[ENTRIES PROVIDED Boundary: Start]
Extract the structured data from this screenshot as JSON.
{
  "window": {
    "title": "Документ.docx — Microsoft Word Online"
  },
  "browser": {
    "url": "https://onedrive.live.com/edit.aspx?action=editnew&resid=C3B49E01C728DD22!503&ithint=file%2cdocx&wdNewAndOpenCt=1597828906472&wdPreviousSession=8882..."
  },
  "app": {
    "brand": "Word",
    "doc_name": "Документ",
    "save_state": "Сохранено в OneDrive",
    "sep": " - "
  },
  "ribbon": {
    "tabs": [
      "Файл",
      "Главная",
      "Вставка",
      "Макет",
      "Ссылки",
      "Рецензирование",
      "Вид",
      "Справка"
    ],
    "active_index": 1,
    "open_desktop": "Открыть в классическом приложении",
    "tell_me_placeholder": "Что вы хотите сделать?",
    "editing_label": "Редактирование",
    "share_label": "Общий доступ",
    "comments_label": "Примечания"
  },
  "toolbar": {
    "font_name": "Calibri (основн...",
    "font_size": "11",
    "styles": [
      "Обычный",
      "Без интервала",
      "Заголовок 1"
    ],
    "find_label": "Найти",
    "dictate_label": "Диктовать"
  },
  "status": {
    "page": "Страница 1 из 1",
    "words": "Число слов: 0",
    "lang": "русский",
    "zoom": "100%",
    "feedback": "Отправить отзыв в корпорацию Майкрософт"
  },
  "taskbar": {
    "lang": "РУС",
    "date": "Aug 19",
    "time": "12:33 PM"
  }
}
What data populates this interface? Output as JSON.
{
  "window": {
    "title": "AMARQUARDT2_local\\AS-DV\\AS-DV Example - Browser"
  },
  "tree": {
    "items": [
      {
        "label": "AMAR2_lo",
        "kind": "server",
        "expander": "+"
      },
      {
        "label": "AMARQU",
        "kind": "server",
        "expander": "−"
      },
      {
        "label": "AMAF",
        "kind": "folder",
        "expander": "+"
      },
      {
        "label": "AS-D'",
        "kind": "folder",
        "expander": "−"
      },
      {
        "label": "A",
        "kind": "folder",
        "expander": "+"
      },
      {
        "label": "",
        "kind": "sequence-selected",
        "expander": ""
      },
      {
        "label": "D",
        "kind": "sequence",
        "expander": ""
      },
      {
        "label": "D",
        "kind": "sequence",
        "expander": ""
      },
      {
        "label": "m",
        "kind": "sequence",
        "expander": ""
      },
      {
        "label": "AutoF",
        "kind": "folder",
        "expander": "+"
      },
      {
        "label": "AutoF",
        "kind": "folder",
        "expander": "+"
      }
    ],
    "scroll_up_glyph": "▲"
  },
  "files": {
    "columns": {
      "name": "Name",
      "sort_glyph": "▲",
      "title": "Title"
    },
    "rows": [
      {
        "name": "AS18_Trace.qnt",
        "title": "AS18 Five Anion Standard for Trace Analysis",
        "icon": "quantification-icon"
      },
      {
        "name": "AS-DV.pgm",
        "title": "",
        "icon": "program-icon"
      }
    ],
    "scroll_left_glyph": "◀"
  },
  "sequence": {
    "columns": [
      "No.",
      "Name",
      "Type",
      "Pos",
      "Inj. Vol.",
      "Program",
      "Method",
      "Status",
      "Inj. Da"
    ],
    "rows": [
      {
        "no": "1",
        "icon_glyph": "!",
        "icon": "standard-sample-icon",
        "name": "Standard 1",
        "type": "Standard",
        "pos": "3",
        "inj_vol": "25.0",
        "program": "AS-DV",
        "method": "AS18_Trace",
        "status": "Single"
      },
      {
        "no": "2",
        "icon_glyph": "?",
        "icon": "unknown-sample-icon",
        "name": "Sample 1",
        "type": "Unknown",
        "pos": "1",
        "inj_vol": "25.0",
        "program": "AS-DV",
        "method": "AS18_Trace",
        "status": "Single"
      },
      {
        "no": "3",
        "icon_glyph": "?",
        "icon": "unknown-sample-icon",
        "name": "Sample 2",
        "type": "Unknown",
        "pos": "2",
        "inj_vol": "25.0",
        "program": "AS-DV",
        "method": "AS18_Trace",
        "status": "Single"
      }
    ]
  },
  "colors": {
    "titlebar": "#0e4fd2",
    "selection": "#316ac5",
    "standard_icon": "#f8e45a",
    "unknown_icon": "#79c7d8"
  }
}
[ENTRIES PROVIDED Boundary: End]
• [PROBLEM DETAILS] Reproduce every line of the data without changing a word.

• [SOLUTION FOR THIS TASK]
Extract the structured data from this screenshot as JSON.
{
  "window": {
    "title": "Документ.docx — Microsoft Word Online"
  },
  "browser": {
    "url": "https://onedrive.live.com/edit.aspx?action=editnew&resid=C3B49E01C728DD22!503&ithint=file%2cdocx&wdNewAndOpenCt=1597828906472&wdPreviousSession=8882..."
  },
  "app": {
    "brand": "Word",
    "doc_name": "Документ",
    "save_state": "Сохранено в OneDrive",
    "sep": " - "
  },
  "ribbon": {
    "tabs": [
      "Файл",
      "Главная",
      "Вставка",
      "Макет",
      "Ссылки",
      "Рецензирование",
      "Вид",
      "Справка"
    ],
    "active_index": 1,
    "open_desktop": "Открыть в классическом приложении",
    "tell_me_placeholder": "Что вы хотите сделать?",
    "editing_label": "Редактирование",
    "share_label": "Общий доступ",
    "comments_label": "Примечания"
  },
  "toolbar": {
    "font_name": "Calibri (основн...",
    "font_size": "11",
    "styles": [
      "Обычный",
      "Без интервала",
      "Заголовок 1"
    ],
    "find_label": "Найти",
    "dictate_label": "Диктовать"
  },
  "status": {
    "page": "Страница 1 из 1",
    "words": "Число слов: 0",
    "lang": "русский",
    "zoom": "100%",
    "feedback": "Отправить отзыв в корпорацию Майкрософт"
  },
  "taskbar": {
    "lang": "РУС",
    "date": "Aug 19",
    "time": "12:33 PM"
  }
}
What data populates this interface? Output as JSON.
{
  "window": {
    "title": "AMARQUARDT2_local\\AS-DV\\AS-DV Example - Browser"
  },
  "tree": {
    "items": [
      {
        "label": "AMAR2_lo",
        "kind": "server",
        "expander": "+"
      },
      {
        "label": "AMARQU",
        "kind": "server",
        "expander": "−"
      },
      {
        "label": "AMAF",
        "kind": "folder",
        "expander": "+"
      },
      {
        "label": "AS-D'",
        "kind": "folder",
        "expander": "−"
      },
      {
        "label": "A",
        "kind": "folder",
        "expander": "+"
      },
      {
        "label": "",
        "kind": "sequence-selected",
        "expander": ""
      },
      {
        "label": "D",
        "kind": "sequence",
        "expander": ""
      },
      {
        "label": "D",
        "kind": "sequence",
        "expander": ""
      },
      {
        "label": "m",
        "kind": "sequence",
        "expander": ""
      },
      {
        "label": "AutoF",
        "kind": "folder",
        "expander": "+"
      },
      {
        "label": "AutoF",
        "kind": "folder",
        "expander": "+"
      }
    ],
    "scroll_up_glyph": "▲"
  },
  "files": {
    "columns": {
      "name": "Name",
      "sort_glyph": "▲",
      "title": "Title"
    },
    "rows": [
      {
        "name": "AS18_Trace.qnt",
        "title": "AS18 Five Anion Standard for Trace Analysis",
        "icon": "quantification-icon"
      },
      {
        "name": "AS-DV.pgm",
        "title": "",
        "icon": "program-icon"
      }
    ],
    "scroll_left_glyph": "◀"
  },
  "sequence": {
    "columns": [
      "No.",
      "Name",
      "Type",
      "Pos",
      "Inj. Vol.",
      "Program",
      "Method",
      "Status",
      "Inj. Da"
    ],
    "rows": [
      {
        "no": "1",
        "icon_glyph": "!",
        "icon": "standard-sample-icon",
        "name": "Standard 1",
        "type": "Standard",
        "pos": "3",
        "inj_vol": "25.0",
        "program": "AS-DV",
        "method": "AS18_Trace",
        "status": "Single"
      },
      {
        "no": "2",
        "icon_glyph": "?",
        "icon": "unknown-sample-icon",
        "name": "Sample 1",
        "type": "Unknown",
        "pos": "1",
        "inj_vol": "25.0",
        "program": "AS-DV",
        "method": "AS18_Trace",
        "status": "Single"
      },
      {
        "no": "3",
        "icon_glyph": "?",
        "icon": "unknown-sample-icon",
        "name": "Sample 2",
        "type": "Unknown",
        "pos": "2",
        "inj_vol": "25.0",
        "program": "AS-DV",
        "method": "AS18_Trace",
        "status": "Single"
      }
    ]
  },
  "colors": {
    "titlebar": "#0e4fd2",
    "selection": "#316ac5",
    "standard_icon": "#f8e45a",
    "unknown_icon": "#79c7d8"
  }
}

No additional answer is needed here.